-- What is needed --
In how many lines of the records does the string "Server" appear? State only the number.

Interface dataset entries:
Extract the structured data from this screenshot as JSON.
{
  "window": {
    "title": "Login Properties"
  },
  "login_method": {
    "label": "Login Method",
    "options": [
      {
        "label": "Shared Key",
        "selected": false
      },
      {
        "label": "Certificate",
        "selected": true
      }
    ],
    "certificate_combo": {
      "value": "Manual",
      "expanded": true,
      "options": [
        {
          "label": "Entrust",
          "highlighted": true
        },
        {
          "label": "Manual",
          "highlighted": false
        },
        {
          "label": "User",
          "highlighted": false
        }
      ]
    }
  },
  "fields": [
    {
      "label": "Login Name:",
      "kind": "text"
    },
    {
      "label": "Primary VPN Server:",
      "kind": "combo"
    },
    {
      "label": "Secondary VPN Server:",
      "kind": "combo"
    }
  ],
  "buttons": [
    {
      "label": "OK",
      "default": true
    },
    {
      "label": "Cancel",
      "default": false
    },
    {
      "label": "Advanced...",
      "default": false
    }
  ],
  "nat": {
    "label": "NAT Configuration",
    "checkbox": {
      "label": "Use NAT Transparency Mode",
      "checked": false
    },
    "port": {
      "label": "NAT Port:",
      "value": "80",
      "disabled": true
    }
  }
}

-- Result for this exercise --
2